**Assignment:** Output all of the entries below precisely as written.

--- Provided data Enclosed Below ---

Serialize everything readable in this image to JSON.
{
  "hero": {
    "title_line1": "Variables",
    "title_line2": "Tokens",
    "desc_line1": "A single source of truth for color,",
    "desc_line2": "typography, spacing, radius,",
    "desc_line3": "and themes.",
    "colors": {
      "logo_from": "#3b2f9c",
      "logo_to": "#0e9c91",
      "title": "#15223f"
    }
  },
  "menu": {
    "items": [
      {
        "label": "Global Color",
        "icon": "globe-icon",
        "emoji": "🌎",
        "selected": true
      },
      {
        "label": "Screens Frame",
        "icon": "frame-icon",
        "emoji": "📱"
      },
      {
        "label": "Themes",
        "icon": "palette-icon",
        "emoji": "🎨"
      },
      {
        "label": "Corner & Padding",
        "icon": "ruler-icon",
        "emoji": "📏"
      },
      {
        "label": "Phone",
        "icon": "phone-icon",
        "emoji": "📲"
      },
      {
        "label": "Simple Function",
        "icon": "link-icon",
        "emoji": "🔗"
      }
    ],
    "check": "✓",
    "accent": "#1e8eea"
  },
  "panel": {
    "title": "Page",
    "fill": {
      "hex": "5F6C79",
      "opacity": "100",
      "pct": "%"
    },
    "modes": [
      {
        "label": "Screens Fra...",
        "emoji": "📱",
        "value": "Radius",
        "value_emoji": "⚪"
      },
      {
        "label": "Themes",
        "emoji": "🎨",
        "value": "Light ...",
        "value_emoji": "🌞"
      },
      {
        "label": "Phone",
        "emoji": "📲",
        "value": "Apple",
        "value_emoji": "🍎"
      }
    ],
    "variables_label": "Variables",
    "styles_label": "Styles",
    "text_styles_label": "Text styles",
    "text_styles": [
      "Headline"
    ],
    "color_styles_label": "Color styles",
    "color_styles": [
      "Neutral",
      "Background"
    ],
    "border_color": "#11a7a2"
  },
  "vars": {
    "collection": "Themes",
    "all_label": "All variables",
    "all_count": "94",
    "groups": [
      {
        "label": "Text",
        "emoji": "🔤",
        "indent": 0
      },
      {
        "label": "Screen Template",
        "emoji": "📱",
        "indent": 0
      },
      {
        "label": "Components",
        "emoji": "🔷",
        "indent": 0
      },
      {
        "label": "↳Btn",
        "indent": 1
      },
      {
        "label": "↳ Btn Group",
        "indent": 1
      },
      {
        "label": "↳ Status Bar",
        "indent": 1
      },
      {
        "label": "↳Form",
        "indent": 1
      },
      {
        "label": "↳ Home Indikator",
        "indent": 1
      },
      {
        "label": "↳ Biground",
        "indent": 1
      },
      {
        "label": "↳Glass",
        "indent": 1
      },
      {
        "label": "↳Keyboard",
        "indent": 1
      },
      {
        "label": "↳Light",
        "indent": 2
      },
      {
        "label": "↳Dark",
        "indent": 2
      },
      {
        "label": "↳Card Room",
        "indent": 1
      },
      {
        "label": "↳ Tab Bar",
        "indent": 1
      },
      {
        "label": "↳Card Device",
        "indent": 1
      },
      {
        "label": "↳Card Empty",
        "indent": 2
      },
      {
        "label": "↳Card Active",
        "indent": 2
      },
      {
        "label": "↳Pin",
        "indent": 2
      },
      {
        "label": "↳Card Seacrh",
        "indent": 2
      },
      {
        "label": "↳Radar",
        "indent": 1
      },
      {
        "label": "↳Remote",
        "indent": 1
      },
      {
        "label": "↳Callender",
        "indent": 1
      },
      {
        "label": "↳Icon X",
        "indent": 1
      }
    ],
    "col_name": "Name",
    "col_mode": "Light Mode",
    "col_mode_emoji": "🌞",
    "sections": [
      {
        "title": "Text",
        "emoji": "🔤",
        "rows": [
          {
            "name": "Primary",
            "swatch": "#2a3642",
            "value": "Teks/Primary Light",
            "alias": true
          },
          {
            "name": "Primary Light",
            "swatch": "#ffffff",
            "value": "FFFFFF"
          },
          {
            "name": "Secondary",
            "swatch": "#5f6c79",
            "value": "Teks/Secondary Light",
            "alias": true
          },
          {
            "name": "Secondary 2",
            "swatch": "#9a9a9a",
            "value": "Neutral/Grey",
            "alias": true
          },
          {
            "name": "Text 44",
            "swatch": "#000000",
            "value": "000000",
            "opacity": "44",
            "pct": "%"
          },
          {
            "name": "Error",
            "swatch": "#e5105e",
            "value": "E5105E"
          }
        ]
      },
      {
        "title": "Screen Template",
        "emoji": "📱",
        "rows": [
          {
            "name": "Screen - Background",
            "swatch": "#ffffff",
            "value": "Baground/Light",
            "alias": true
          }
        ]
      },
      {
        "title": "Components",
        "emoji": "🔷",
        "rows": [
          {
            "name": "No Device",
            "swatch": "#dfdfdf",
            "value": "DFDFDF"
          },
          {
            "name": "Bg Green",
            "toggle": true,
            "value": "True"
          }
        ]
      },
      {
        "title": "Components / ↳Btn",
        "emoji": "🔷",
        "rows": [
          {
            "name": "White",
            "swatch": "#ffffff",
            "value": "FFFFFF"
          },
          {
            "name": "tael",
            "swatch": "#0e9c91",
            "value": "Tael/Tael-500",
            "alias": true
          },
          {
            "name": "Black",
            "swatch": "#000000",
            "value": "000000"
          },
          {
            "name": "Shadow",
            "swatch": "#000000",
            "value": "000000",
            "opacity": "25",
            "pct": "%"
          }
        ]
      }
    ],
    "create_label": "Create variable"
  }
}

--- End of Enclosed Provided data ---

**Task result:**
Serialize everything readable in this image to JSON.
{
  "hero": {
    "title_line1": "Variables",
    "title_line2": "Tokens",
    "desc_line1": "A single source of truth for color,",
    "desc_line2": "typography, spacing, radius,",
    "desc_line3": "and themes.",
    "colors": {
      "logo_from": "#3b2f9c",
      "logo_to": "#0e9c91",
      "title": "#15223f"
    }
  },
  "menu": {
    "items": [
      {
        "label": "Global Color",
        "icon": "globe-icon",
        "emoji": "🌎",
        "selected": true
      },
      {
        "label": "Screens Frame",
        "icon": "frame-icon",
        "emoji": "📱"
      },
      {
        "label": "Themes",
        "icon": "palette-icon",
        "emoji": "🎨"
      },
      {
        "label": "Corner & Padding",
        "icon": "ruler-icon",
        "emoji": "📏"
      },
      {
        "label": "Phone",
        "icon": "phone-icon",
        "emoji": "📲"
      },
      {
        "label": "Simple Function",
        "icon": "link-icon",
        "emoji": "🔗"
      }
    ],
    "check": "✓",
    "accent": "#1e8eea"
  },
  "panel": {
    "title": "Page",
    "fill": {
      "hex": "5F6C79",
      "opacity": "100",
      "pct": "%"
    },
    "modes": [
      {
        "label": "Screens Fra...",
        "emoji": "📱",
        "value": "Radius",
        "value_emoji": "⚪"
      },
      {
        "label": "Themes",
        "emoji": "🎨",
        "value": "Light ...",
        "value_emoji": "🌞"
      },
      {
        "label": "Phone",
        "emoji": "📲",
        "value": "Apple",
        "value_emoji": "🍎"
      }
    ],
    "variables_label": "Variables",
    "styles_label": "Styles",
    "text_styles_label": "Text styles",
    "text_styles": [
      "Headline"
    ],
    "color_styles_label": "Color styles",
    "color_styles": [
      "Neutral",
      "Background"
    ],
    "border_color": "#11a7a2"
  },
  "vars": {
    "collection": "Themes",
    "all_label": "All variables",
    "all_count": "94",
    "groups": [
      {
        "label": "Text",
        "emoji": "🔤",
        "indent": 0
      },
      {
        "label": "Screen Template",
        "emoji": "📱",
        "indent": 0
      },
      {
        "label": "Components",
        "emoji": "🔷",
        "indent": 0
      },
      {
        "label": "↳Btn",
        "indent": 1
      },
      {
        "label": "↳ Btn Group",
        "indent": 1
      },
      {
        "label": "↳ Status Bar",
        "indent": 1
      },
      {
        "label": "↳Form",
        "indent": 1
      },
      {
        "label": "↳ Home Indikator",
        "indent": 1
      },
      {
        "label": "↳ Biground",
        "indent": 1
      },
      {
        "label": "↳Glass",
        "indent": 1
      },
      {
        "label": "↳Keyboard",
        "indent": 1
      },
      {
        "label": "↳Light",
        "indent": 2
      },
      {
        "label": "↳Dark",
        "indent": 2
      },
      {
        "label": "↳Card Room",
        "indent": 1
      },
      {
        "label": "↳ Tab Bar",
        "indent": 1
      },
      {
        "label": "↳Card Device",
        "indent": 1
      },
      {
        "label": "↳Card Empty",
        "indent": 2
      },
      {
        "label": "↳Card Active",
        "indent": 2
      },
      {
        "label": "↳Pin",
        "indent": 2
      },
      {
        "label": "↳Card Seacrh",
        "indent": 2
      },
      {
        "label": "↳Radar",
        "indent": 1
      },
      {
        "label": "↳Remote",
        "indent": 1
      },
      {
        "label": "↳Callender",
        "indent": 1
      },
      {
        "label": "↳Icon X",
        "indent": 1
      }
    ],
    "col_name": "Name",
    "col_mode": "Light Mode",
    "col_mode_emoji": "🌞",
    "sections": [
      {
        "title": "Text",
        "emoji": "🔤",
        "rows": [
          {
            "name": "Primary",
            "swatch": "#2a3642",
            "value": "Teks/Primary Light",
            "alias": true
          },
          {
            "name": "Primary Light",
            "swatch": "#ffffff",
            "value": "FFFFFF"
          },
          {
            "name": "Secondary",
            "swatch": "#5f6c79",
            "value": "Teks/Secondary Light",
            "alias": true
          },
          {
            "name": "Secondary 2",
            "swatch": "#9a9a9a",
            "value": "Neutral/Grey",
            "alias": true
          },
          {
            "name": "Text 44",
            "swatch": "#000000",
            "value": "000000",
            "opacity": "44",
            "pct": "%"
          },
          {
            "name": "Error",
            "swatch": "#e5105e",
            "value": "E5105E"
          }
        ]
      },
      {
        "title": "Screen Template",
        "emoji": "📱",
        "rows": [
          {
            "name": "Screen - Background",
            "swatch": "#ffffff",
            "value": "Baground/Light",
            "alias": true
          }
        ]
      },
      {
        "title": "Components",
        "emoji": "🔷",
        "rows": [
          {
            "name": "No Device",
            "swatch": "#dfdfdf",
            "value": "DFDFDF"
          },
          {
            "name": "Bg Green",
            "toggle": true,
            "value": "True"
          }
        ]
      },
      {
        "title": "Components / ↳Btn",
        "emoji": "🔷",
        "rows": [
          {
            "name": "White",
            "swatch": "#ffffff",
            "value": "FFFFFF"
          },
          {
            "name": "tael",
            "swatch": "#0e9c91",
            "value": "Tael/Tael-500",
            "alias": true
          },
          {
            "name": "Black",
            "swatch": "#000000",
            "value": "000000"
          },
          {
            "name": "Shadow",
            "swatch": "#000000",
            "value": "000000",
            "opacity": "25",
            "pct": "%"
          }
        ]
      }
    ],
    "create_label": "Create variable"
  }
}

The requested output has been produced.